In 1839 the New Zealand Company, set up to organise emigration from England, bought land in the Wellington Harbour area for settlement. (The validity of this purchase was later disputed.) The following year, English immigrants began arriving by the shipload, and the demand for land and pressure on the areas occupied by Māori pā and settlements steadily increased. The New Zealand Company had sold sections already occupied by Māori to the new settlers. To resolve this issue, Lieutenant Colonel William Anson McCleverty was appointed to obtain deeds from the tribes concerned, exchanging their settlements and cultivations for land elsewhere.
The McCleverty awards of 1847 were the final allocation of lands for Māori in the Wellington Harbour area. Pā such as Te Aro, Pipitea and Kaiwharawhara became less desirable as their food-growing areas were replaced by less productive and more remote land, mostly outside the town of Wellington.
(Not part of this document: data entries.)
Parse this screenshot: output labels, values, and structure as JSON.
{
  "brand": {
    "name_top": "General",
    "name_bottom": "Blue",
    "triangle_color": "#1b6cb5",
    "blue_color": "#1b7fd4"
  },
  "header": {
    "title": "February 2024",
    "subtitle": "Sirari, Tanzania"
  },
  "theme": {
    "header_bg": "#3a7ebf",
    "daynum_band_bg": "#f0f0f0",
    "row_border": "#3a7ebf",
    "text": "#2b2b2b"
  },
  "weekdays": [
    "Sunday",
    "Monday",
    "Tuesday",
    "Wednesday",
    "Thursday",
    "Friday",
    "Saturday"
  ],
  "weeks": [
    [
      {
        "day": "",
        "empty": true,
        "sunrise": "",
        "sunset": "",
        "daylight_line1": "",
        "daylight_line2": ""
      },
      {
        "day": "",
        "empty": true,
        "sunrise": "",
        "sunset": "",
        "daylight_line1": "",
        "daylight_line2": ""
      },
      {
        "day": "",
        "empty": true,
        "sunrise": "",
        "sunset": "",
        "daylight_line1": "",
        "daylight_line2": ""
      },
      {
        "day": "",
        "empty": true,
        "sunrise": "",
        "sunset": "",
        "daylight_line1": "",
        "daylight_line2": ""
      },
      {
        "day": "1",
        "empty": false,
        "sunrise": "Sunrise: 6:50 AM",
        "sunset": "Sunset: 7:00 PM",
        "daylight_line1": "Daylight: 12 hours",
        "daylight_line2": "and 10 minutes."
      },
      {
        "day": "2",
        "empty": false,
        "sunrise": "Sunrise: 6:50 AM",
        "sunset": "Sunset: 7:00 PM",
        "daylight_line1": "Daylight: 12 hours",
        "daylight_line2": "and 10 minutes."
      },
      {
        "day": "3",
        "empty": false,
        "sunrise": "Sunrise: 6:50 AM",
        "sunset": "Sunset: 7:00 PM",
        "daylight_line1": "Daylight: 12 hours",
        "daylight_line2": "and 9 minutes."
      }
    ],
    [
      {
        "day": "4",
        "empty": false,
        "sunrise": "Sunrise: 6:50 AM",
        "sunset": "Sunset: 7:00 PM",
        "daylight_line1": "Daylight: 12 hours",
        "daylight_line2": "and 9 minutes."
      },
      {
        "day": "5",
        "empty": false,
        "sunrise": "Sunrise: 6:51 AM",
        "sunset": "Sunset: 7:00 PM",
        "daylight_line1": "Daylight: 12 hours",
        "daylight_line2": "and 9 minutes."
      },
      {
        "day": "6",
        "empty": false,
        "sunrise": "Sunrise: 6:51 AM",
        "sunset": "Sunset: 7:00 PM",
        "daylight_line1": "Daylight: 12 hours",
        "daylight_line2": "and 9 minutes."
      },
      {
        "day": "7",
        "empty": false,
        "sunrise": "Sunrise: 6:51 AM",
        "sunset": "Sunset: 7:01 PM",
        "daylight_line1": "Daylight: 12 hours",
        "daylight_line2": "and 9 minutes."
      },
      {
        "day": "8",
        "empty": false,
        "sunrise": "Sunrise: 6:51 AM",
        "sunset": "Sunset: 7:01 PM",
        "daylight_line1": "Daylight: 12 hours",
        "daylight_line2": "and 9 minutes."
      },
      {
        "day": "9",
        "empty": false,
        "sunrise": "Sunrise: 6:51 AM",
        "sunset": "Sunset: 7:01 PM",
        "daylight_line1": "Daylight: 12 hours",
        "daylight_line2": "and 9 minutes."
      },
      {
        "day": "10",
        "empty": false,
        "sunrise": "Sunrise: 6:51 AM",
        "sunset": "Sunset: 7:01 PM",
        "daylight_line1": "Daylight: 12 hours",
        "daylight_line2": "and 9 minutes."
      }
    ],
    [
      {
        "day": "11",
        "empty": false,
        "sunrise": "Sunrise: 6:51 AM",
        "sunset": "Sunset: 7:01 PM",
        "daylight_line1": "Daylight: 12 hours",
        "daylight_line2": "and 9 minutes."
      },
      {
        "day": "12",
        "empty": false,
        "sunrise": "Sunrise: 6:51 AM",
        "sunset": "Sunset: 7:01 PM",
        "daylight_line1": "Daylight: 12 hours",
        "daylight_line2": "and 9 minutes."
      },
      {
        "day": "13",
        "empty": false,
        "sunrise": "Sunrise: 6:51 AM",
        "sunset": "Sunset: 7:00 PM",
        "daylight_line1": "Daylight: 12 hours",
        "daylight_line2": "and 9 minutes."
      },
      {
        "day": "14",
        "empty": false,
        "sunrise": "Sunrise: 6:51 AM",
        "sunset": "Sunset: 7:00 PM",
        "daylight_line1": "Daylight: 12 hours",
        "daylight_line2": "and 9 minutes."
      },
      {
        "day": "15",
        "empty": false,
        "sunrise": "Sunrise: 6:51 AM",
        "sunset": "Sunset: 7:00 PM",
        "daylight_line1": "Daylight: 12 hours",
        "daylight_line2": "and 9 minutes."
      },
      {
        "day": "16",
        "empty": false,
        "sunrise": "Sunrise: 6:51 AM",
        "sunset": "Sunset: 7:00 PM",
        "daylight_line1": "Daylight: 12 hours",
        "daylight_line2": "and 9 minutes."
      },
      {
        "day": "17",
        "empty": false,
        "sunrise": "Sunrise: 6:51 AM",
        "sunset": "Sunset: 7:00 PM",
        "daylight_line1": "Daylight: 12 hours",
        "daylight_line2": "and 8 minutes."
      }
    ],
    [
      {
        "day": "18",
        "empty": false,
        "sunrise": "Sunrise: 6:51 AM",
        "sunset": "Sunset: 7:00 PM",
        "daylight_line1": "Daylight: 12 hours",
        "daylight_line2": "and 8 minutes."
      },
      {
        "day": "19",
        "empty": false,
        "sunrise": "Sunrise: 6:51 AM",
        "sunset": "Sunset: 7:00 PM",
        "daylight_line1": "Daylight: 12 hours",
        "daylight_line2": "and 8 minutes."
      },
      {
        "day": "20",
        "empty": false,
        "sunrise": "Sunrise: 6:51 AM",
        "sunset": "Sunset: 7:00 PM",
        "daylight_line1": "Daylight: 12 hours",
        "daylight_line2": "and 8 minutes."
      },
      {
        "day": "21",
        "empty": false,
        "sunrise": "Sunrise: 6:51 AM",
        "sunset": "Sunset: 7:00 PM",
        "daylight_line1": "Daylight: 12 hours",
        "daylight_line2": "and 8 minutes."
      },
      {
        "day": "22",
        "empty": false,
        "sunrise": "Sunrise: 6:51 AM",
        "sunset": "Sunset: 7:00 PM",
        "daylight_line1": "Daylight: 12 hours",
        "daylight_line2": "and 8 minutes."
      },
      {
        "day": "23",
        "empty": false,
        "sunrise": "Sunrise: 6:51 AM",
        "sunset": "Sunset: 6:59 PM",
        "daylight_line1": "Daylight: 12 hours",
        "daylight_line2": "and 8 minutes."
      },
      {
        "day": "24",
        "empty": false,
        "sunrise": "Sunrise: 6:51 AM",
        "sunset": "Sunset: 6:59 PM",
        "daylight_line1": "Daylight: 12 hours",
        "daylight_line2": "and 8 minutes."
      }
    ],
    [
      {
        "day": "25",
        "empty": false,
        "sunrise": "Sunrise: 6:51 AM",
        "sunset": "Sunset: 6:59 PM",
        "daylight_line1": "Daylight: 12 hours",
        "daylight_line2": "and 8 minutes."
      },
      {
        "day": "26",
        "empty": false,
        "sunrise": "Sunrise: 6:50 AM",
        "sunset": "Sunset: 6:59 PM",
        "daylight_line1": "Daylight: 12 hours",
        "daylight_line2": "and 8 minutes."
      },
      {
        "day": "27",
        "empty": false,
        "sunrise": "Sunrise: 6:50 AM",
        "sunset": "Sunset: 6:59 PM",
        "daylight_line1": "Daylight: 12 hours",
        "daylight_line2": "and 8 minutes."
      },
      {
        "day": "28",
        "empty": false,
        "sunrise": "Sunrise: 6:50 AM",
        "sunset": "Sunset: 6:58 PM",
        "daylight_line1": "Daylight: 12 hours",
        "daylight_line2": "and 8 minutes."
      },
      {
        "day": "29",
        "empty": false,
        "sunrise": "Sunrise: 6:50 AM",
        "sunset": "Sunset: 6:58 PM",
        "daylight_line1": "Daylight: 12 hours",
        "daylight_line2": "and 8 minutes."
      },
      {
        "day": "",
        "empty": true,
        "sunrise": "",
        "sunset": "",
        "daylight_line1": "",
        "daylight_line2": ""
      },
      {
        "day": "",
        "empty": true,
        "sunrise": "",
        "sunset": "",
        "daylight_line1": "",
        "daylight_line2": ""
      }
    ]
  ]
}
The pressure on the Te Aro people was such that by 1881, a census showed only 28 Māori still living at Te Aro, and nine at Pipitea.
With the threat of European settlers also encroaching on ancestral lands in Taranaki, return migrations took place. About 600 Te Āti Awa went back to Taranaki in 1848. More Māori returned to Taranaki as a consequence of the land wars there in the 1860s. The Te Āti Awa sub-tribe Te Matehou, of Pipitea pā, moved to join their kin at Waiwhetū. Ngāti Tama also moved away, with those in Ōhariu migrating to Whakapuaka near Nelson. Those left to keep the fires burning in Wellington after about 1890 belonged predominantly to the Te Āti Awa sub-tribes of Ngāti Te Whiti, Te Matehou, Ngāti Tawhirikura and Ngāti Puketapu. This remains the situation today.
The disappearance of pā sites
The pressures of European settlement led to the disappearance of many traditional pā. By the 1890s sites at both Te Aro and Pipitea were unoccupied; Pito-one (Petone) pā was abandoned soon afterwards, although the Te Puni street cemetery remains in use. The pā at Ngāūranga also declined and did not survive into the 20th century.
Waiwhetū pā was the last Māori-owned settlement in the 1920s in the Lower Hutt region. However, it was eventually overtaken by river works and developments. Its site is now marked by the cemetery, Ōwhiti, near the mouth of the Waiwhetū Stream. Only the seasonal pā at Orongorongo and Parangarēhu remained in use.
Te Āti Awa in Wellington retained strong ties with their Taranaki relatives. Between the two world wars Taranaki Māori began migrating to Wellington once again, often looking for work. The growing numbers of Te Āti Awa in the Hutt Valley led to the opening in 1933 of the meeting house Te Tatau o Te Pō. During and after the Second World War even larger numbers of Māori, not all Te Āti Awa, were attracted to Wellington by employment opportunities.
The Wellington Tenths
In 1839 the New Zealand Company purchased land around Wellington Harbour from some of the Māori who had customary rights there. The purchase deed provided for one-tenth of the land purchased to be reserved for the signatory chiefs and their families. This provision gave rise to the expression ‘tenths’, to refer to the land reserved for Māori in and around Wellington.
In 1960 the Waiwhetū marae at Lower Hutt was opened. And in 1977 the Wellington Tenths Trust was established to represent the beneficiaries of the Wellington land reserves (‘tenths’). These beneficiaries are the descendants of Te Āti Awa and other Taranaki people who were living in the Wellington Harbour area at the time of the disputed New Zealand Company purchase in 1839. The trust has since pursued claims with the Waitangi Tribunal to gain compensation for the losses suffered since 1839.